Market research firm Gartner Japan has good news and bad news for cell phone manufacturers and telecos. The company predicts Japanese handsets sales could reach 49 million units in 2006 as mobile number portability finally makes it debut and consumers trade up to faster, smarter handsets on their carrier of choice. That’s good news since sales for 2005 are looking rather flat especially compared to those halcyon days of 2003 when the debut of the camera phone helped drive sales to over 48 million units. Bad news is that Gartner’s research [.pdf in Japanese] indicates sales will fall again sometime in 2007 once consumers have replaced their current handsets.
Of course it doesn’t take costly research to know telecos here have a lot to worry about. With the domestic cell phone market fast reaching saturation point DoCoMo, KDDI and Vodafone will have to depend not only on handset replacement but rolling out comprehensive mobile consumer, retail, and data-related services — both in-house and through partners — to retain customers and keep income flowing in the right direction.
Spring of 2006 means the start-up of digital terrestrial broadcasting and content providers are partnering with TV broadcasters to bring a range of TV-related services onto mobile phones.
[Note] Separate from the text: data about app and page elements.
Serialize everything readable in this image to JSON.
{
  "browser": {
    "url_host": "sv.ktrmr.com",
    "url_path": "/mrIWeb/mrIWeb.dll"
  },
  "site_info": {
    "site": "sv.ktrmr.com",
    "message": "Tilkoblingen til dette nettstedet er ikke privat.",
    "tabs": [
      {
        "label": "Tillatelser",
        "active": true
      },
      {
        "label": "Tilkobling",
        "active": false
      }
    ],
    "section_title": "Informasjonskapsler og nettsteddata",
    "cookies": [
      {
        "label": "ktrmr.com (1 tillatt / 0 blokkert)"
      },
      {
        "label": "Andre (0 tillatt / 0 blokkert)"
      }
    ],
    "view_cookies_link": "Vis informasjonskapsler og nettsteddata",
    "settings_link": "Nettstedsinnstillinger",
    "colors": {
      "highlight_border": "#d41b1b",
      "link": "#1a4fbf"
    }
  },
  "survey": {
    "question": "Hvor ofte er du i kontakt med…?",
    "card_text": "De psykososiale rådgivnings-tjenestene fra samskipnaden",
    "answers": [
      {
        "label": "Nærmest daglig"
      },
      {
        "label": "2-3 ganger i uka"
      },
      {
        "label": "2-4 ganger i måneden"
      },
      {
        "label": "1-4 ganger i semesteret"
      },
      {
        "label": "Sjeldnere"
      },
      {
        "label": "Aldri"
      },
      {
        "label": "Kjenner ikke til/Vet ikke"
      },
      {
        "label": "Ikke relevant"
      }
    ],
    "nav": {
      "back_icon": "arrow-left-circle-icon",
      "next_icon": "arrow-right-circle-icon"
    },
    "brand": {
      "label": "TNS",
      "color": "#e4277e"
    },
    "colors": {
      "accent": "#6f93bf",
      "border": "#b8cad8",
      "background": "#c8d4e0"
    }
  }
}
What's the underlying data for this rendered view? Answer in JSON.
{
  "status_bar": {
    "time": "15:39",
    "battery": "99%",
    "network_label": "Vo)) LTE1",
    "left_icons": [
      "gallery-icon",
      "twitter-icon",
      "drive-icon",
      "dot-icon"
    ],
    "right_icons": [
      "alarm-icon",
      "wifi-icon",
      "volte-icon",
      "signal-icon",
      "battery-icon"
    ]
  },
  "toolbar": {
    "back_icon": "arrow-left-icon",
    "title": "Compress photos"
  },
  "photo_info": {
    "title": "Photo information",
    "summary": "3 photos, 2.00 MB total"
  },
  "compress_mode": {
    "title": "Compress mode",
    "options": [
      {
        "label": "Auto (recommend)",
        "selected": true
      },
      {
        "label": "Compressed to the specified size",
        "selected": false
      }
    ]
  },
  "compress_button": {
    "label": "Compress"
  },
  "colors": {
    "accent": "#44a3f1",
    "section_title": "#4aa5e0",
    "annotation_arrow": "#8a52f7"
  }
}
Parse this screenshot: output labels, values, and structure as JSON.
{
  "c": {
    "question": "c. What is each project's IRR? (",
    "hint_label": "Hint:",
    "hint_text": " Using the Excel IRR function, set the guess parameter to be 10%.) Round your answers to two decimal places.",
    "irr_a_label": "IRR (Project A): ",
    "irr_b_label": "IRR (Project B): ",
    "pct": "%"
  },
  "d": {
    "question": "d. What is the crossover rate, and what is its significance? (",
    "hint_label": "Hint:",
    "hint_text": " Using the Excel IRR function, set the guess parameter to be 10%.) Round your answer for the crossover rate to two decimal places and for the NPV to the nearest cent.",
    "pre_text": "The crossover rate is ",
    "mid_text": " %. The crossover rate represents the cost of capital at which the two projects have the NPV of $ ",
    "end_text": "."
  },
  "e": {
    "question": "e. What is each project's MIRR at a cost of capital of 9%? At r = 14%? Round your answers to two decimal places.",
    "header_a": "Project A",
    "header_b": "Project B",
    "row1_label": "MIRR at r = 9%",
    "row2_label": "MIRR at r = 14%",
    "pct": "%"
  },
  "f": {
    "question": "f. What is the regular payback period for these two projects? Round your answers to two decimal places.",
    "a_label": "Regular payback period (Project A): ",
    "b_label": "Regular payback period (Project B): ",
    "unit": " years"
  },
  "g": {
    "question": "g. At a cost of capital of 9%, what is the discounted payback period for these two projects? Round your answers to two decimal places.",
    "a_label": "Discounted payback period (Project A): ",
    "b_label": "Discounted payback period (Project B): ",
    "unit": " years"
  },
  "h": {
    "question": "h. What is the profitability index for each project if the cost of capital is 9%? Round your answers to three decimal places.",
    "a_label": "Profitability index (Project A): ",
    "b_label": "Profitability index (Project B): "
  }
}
However since most of these services will be available regardless of carrier, it will not help telecos hold onto customers.
Number portability has the whole sector jittery. From this fall through 2006 telecos hope to dazzle consumers with an even more refined menu of exclusive 3G services. Just out from KDDI for example, a cell-phone based car navigation system that not only displays maps but provides voice instructions through the cell phone speaker. KDDI estimates due to their high price tag, only around 20 percent of drivers have a car navigation system. Now for just 315 yen a month (US$2.87), drivers can switch on the phone for driving instructions. The service even obliges with updated information on car parks and can guide drivers right to the spot.
Interestingly, Gartner says that compared to the success of camera phones, 2005 numbers so far show music has not been the killer application telecom carriers had perhaps hoped for. Bells and whistles aside, affordable price plans are probably what will really inspire loyalty to individual carriers. Economical flat rate plans and discounted services are already becoming important factors in advertising campaigns and marketing.
Cell phone manufacturers have their own problems. Faced with increasingly costly development for complex 3G phones it?fs no secret that with few exceptions, cell phone divisions at major electronic houses are racking up significant losses. They are going to be counting on the next wave in the cell phone replacement cycle, two years or less in this market, to wash some of the red from their debit columns even if only temporarily. Garnter predicts sales in 2007 will fall from 49 million units to close to 46 million and in 2008 only reach around 44 million.
– Gail Nakada